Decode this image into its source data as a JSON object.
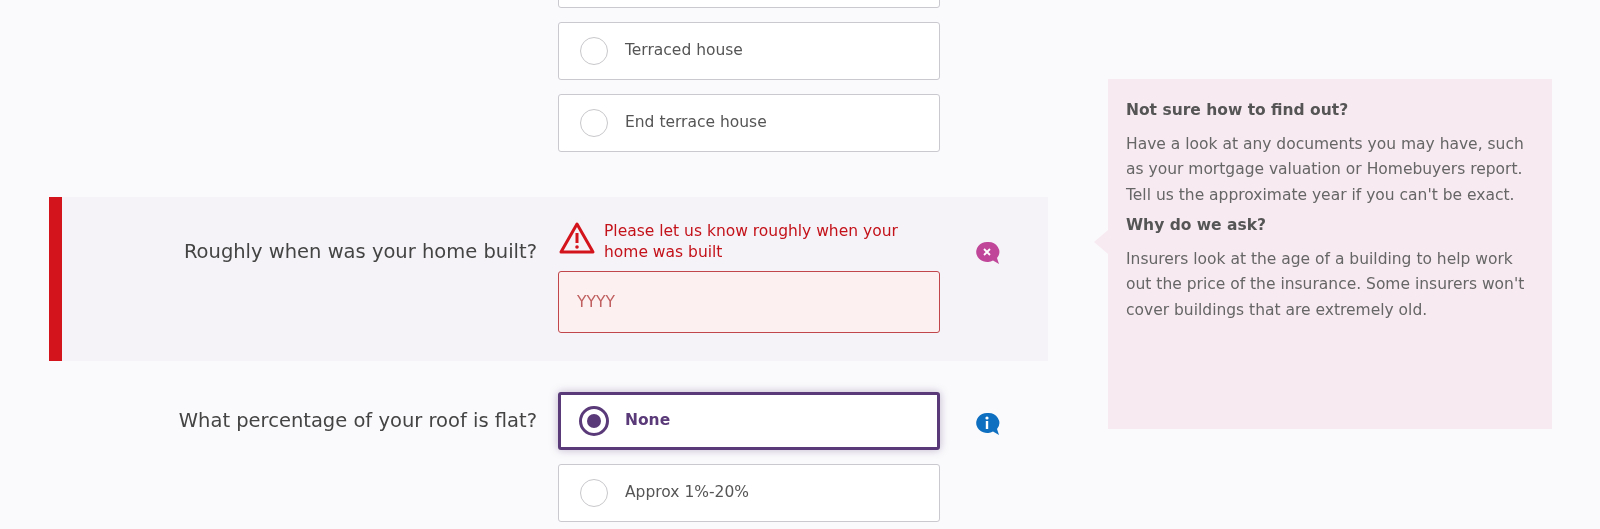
{
  "property_type": {
    "options": [
      {
        "label": "Terraced house",
        "selected": false
      },
      {
        "label": "End terrace house",
        "selected": false
      }
    ]
  },
  "build_year": {
    "label": "Roughly when was your home built?",
    "error": "Please let us know roughly when your home was built",
    "placeholder": "YYYY",
    "help_open": true
  },
  "flat_roof": {
    "label": "What percentage of your roof is flat?",
    "help_open": false,
    "options": [
      {
        "label": "None",
        "selected": true
      },
      {
        "label": "Approx 1%-20%",
        "selected": false
      }
    ]
  },
  "help_panel": {
    "sections": [
      {
        "heading": "Not sure how to find out?",
        "text": "Have a look at any documents you may have, such as your mortgage valuation or Homebuyers report. Tell us the approximate year if you can't be exact."
      },
      {
        "heading": "Why do we ask?",
        "text": "Insurers look at the age of a building to help work out the price of the insurance. Some insurers won't cover buildings that are extremely old."
      }
    ]
  }
}
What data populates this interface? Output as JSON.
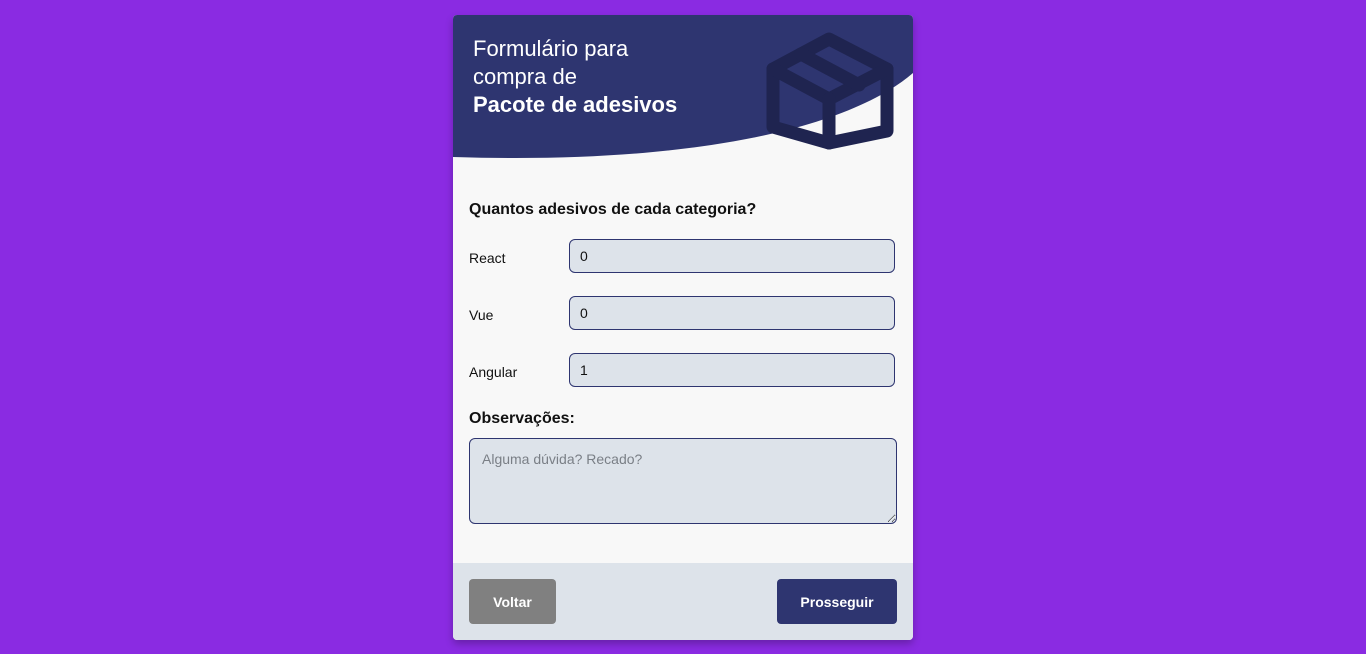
{
  "header": {
    "title_line1": "Formulário para",
    "title_line2": "compra de",
    "title_strong": "Pacote de adesivos",
    "icon": "package-box-icon"
  },
  "form": {
    "question": "Quantos adesivos de cada categoria?",
    "fields": [
      {
        "label": "React",
        "value": "0"
      },
      {
        "label": "Vue",
        "value": "0"
      },
      {
        "label": "Angular",
        "value": "1"
      }
    ],
    "notes_label": "Observações:",
    "notes_placeholder": "Alguma dúvida? Recado?",
    "notes_value": ""
  },
  "footer": {
    "back_label": "Voltar",
    "next_label": "Prosseguir"
  },
  "colors": {
    "page_background": "#8a2be2",
    "header_background": "#2e3570",
    "card_background": "#f8f8f8",
    "input_background": "#dde3ea",
    "back_button": "#808080",
    "next_button": "#2e3570"
  }
}
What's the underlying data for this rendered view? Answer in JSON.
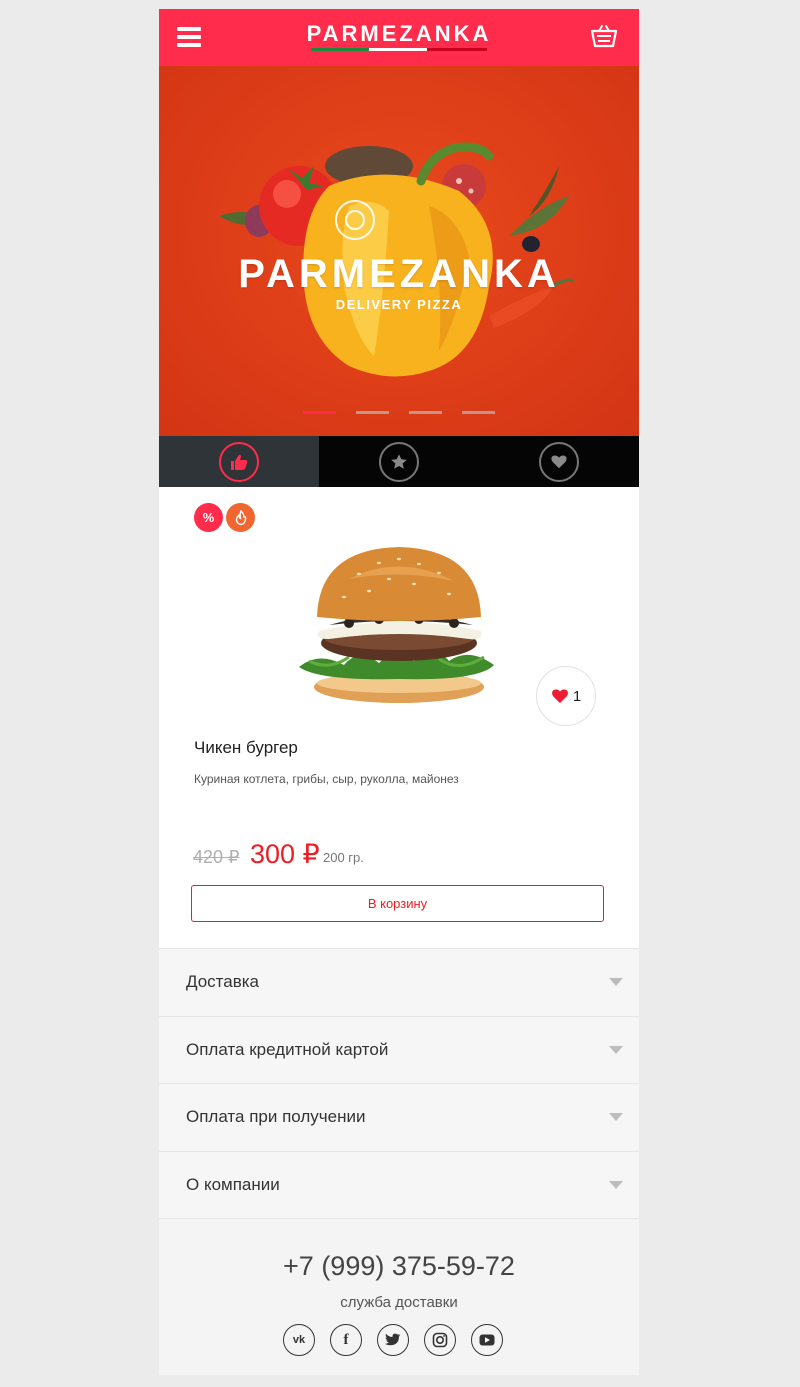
{
  "header": {
    "logo_text": "PARMEZANKA",
    "menu_icon": "hamburger-menu-icon",
    "cart_icon": "basket-icon",
    "accent_color": "#ff2c4b"
  },
  "hero": {
    "title": "PARMEZANKA",
    "subtitle": "DELIVERY PIZZA",
    "slides_total": 4,
    "active_slide": 1,
    "background_color": "#dd3d18"
  },
  "tabs": [
    {
      "icon": "thumbs-up-icon",
      "active": true
    },
    {
      "icon": "star-icon",
      "active": false
    },
    {
      "icon": "heart-icon",
      "active": false
    }
  ],
  "product": {
    "badges": [
      {
        "label": "%",
        "icon": "percent-icon",
        "color": "#ff2c4b"
      },
      {
        "label": "",
        "icon": "flame-icon",
        "color": "#f06530"
      }
    ],
    "name": "Чикен бургер",
    "description": "Куриная котлета, грибы, сыр, руколла, майонез",
    "old_price": "420 ₽",
    "price": "300 ₽",
    "weight": "200 гр.",
    "likes": "1",
    "add_to_cart_label": "В корзину",
    "price_color": "#ee1c25"
  },
  "accordion": [
    {
      "label": "Доставка"
    },
    {
      "label": "Оплата кредитной картой"
    },
    {
      "label": "Оплата при получении"
    },
    {
      "label": "О компании"
    }
  ],
  "footer": {
    "phone": "+7 (999) 375-59-72",
    "phone_caption": "служба доставки",
    "socials": [
      {
        "icon": "vk-icon",
        "label": "vk"
      },
      {
        "icon": "facebook-icon",
        "label": "f"
      },
      {
        "icon": "twitter-icon",
        "label": "twitter"
      },
      {
        "icon": "instagram-icon",
        "label": "instagram"
      },
      {
        "icon": "youtube-icon",
        "label": "youtube"
      }
    ]
  }
}
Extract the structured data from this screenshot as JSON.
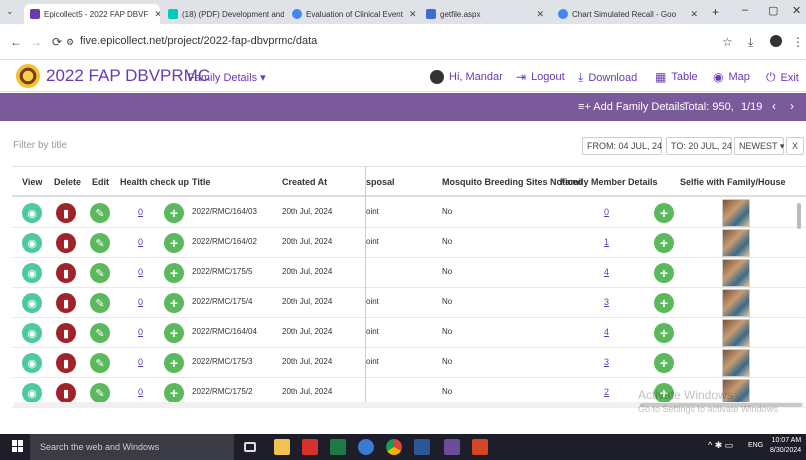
{
  "browser": {
    "tabs": [
      {
        "label": "Epicollect5 - 2022 FAP DBVF",
        "color": "#6a3ab0",
        "active": true
      },
      {
        "label": "(18) (PDF) Development and",
        "color": "#00ccbb",
        "active": false
      },
      {
        "label": "Evaluation of Clinical Event",
        "color": "#4285f4",
        "active": false
      },
      {
        "label": "getfile.aspx",
        "color": "#3f6bd6",
        "active": false
      },
      {
        "label": "Chart Simulated Recall - Goo",
        "color": "#4285f4",
        "active": false
      }
    ],
    "new_tab": "+",
    "url": "five.epicollect.net/project/2022-fap-dbvprmc/data"
  },
  "header": {
    "title": "2022 FAP DBVPRMC",
    "subtitle": "Family Details ▾",
    "greeting": "Hi, Mandar",
    "logout": "Logout",
    "download": "Download",
    "table": "Table",
    "map": "Map",
    "exit": "Exit"
  },
  "toolbar": {
    "add_label": "Add Family Details",
    "total": "Total: 950,",
    "page": "1/19"
  },
  "filter": {
    "placeholder": "Filter by title",
    "from": "FROM: 04 JUL, 24",
    "to": "TO: 20 JUL, 24",
    "sort": "NEWEST ▾",
    "clear": "X"
  },
  "table": {
    "columns": {
      "view": "View",
      "delete": "Delete",
      "edit": "Edit",
      "health": "Health check up",
      "title": "Title",
      "created": "Created At",
      "disposal": "sposal",
      "mosquito": "Mosquito Breeding Sites Noticed",
      "family": "Family Member Details",
      "selfie": "Selfie with Family/House"
    },
    "rows": [
      {
        "health": "0",
        "title": "2022/RMC/164/03",
        "created": "20th Jul, 2024",
        "disposal": "oint",
        "mosquito": "No",
        "family": "0"
      },
      {
        "health": "0",
        "title": "2022/RMC/164/02",
        "created": "20th Jul, 2024",
        "disposal": "oint",
        "mosquito": "No",
        "family": "1"
      },
      {
        "health": "0",
        "title": "2022/RMC/175/5",
        "created": "20th Jul, 2024",
        "disposal": "",
        "mosquito": "No",
        "family": "4"
      },
      {
        "health": "0",
        "title": "2022/RMC/175/4",
        "created": "20th Jul, 2024",
        "disposal": "oint",
        "mosquito": "No",
        "family": "3"
      },
      {
        "health": "0",
        "title": "2022/RMC/164/04",
        "created": "20th Jul, 2024",
        "disposal": "oint",
        "mosquito": "No",
        "family": "4"
      },
      {
        "health": "0",
        "title": "2022/RMC/175/3",
        "created": "20th Jul, 2024",
        "disposal": "oint",
        "mosquito": "No",
        "family": "3"
      },
      {
        "health": "0",
        "title": "2022/RMC/175/2",
        "created": "20th Jul, 2024",
        "disposal": "",
        "mosquito": "No",
        "family": "2"
      }
    ]
  },
  "watermark": {
    "line1": "Activate Windows",
    "line2": "Go to Settings to activate Windows."
  },
  "taskbar": {
    "search": "Search the web and Windows",
    "lang": "ENG",
    "time": "10:07 AM",
    "date": "8/30/2024"
  },
  "icons": {
    "view": "eye-icon",
    "delete": "trash-icon",
    "edit": "pencil-icon",
    "add": "plus-icon"
  }
}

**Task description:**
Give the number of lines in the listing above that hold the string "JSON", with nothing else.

**Expected answer:**
4